PROVIDED DATA Start Marker

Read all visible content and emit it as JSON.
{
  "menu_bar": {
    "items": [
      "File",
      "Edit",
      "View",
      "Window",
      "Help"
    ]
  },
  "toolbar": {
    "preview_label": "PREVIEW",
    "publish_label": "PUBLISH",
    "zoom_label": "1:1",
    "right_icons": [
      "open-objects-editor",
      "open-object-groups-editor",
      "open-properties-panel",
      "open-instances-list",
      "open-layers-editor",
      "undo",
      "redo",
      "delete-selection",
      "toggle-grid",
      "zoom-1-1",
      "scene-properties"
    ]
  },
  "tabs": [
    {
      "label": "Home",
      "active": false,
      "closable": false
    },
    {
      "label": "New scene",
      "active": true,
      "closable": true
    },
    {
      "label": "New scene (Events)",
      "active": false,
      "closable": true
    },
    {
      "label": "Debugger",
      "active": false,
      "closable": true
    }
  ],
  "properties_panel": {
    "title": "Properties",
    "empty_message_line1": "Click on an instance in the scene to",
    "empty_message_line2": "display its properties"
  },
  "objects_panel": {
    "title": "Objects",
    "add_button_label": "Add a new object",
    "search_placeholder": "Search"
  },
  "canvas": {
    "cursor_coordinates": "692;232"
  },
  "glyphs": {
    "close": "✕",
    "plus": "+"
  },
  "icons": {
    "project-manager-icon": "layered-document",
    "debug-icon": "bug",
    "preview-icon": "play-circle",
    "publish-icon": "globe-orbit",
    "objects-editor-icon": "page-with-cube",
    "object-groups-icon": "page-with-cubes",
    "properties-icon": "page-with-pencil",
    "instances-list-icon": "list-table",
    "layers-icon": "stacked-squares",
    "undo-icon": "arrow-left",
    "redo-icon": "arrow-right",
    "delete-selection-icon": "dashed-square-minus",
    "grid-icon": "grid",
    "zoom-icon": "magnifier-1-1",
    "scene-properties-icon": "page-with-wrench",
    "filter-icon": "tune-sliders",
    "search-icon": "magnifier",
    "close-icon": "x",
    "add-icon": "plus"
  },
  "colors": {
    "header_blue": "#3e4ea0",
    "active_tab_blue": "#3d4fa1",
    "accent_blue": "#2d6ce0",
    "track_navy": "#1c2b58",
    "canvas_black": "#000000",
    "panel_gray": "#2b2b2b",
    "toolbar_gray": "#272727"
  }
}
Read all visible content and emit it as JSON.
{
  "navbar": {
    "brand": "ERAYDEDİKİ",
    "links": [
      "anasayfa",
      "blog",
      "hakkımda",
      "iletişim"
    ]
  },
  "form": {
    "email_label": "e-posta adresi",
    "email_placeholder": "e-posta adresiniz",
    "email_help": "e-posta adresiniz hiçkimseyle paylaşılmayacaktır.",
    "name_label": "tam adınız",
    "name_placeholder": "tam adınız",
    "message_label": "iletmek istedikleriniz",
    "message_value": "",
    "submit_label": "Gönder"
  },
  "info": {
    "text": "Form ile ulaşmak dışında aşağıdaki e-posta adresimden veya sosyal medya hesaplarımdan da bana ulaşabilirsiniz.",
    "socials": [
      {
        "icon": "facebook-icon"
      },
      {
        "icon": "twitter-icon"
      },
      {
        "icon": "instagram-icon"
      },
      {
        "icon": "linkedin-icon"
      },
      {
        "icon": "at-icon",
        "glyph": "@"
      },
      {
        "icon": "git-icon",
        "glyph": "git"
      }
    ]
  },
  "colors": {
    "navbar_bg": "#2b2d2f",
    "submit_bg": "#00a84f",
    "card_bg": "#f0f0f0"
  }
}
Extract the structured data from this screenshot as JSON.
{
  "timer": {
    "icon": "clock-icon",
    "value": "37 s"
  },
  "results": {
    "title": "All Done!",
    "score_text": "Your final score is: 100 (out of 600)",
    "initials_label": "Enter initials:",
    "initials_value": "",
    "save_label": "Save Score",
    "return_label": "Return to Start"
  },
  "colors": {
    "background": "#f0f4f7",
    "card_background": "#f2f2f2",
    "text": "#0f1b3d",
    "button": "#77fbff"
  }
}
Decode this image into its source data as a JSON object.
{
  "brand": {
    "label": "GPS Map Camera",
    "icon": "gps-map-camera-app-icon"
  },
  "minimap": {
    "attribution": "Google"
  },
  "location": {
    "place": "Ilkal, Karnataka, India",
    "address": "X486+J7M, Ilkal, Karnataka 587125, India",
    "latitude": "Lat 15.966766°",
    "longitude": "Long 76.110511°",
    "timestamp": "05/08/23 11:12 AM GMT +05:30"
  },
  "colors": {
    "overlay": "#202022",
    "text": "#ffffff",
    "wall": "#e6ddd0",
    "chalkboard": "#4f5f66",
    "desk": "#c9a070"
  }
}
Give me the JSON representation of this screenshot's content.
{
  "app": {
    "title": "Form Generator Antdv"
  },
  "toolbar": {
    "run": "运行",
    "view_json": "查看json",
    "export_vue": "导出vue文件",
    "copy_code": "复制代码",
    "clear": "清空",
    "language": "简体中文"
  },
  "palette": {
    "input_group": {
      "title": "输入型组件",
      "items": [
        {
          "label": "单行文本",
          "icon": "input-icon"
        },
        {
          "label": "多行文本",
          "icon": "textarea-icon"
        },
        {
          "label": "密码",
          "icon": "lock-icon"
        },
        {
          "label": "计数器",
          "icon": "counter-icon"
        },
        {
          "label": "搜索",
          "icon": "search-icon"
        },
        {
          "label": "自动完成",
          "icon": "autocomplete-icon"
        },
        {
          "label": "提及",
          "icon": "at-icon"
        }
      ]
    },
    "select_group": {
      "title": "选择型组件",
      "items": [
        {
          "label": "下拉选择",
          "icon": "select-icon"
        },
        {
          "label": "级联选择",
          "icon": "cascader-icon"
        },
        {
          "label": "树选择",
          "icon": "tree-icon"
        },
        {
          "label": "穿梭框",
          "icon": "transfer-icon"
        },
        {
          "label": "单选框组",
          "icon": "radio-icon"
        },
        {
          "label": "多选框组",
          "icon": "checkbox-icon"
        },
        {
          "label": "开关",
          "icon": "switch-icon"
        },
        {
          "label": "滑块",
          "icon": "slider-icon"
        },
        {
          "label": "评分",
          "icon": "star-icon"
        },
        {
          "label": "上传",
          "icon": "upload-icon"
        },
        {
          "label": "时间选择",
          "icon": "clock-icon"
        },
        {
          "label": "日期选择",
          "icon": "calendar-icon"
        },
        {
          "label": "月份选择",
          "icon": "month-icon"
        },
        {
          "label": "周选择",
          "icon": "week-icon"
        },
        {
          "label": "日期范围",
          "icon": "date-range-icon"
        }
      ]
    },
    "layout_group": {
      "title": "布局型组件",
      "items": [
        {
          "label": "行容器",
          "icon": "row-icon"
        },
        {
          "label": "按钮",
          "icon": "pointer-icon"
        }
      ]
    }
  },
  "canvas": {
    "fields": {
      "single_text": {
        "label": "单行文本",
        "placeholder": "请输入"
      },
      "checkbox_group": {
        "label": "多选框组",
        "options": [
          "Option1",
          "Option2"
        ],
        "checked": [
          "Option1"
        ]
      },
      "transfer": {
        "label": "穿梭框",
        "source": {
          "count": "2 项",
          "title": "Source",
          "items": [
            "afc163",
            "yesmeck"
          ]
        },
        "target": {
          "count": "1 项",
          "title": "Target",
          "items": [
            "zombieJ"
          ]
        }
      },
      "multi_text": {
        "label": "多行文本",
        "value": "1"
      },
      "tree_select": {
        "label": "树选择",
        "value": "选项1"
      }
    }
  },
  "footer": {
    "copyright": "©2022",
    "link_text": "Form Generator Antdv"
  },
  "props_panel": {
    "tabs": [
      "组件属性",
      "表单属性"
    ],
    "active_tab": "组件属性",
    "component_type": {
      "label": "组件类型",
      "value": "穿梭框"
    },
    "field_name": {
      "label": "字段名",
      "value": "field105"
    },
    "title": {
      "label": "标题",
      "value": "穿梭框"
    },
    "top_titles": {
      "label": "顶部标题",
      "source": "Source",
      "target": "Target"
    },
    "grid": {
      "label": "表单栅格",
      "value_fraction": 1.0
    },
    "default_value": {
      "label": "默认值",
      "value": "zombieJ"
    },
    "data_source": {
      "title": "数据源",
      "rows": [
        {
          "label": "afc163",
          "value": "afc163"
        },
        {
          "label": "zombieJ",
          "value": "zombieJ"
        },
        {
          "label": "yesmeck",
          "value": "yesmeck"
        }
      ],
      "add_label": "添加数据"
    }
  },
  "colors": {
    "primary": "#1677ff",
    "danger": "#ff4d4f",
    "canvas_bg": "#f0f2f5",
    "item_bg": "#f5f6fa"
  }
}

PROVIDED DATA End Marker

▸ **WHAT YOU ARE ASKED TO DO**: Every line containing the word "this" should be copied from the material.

▸ **ANSWER SPACE**:
Extract the structured data from this screenshot as JSON.
Decode this image into its source data as a JSON object.
Give me the JSON representation of this screenshot's content.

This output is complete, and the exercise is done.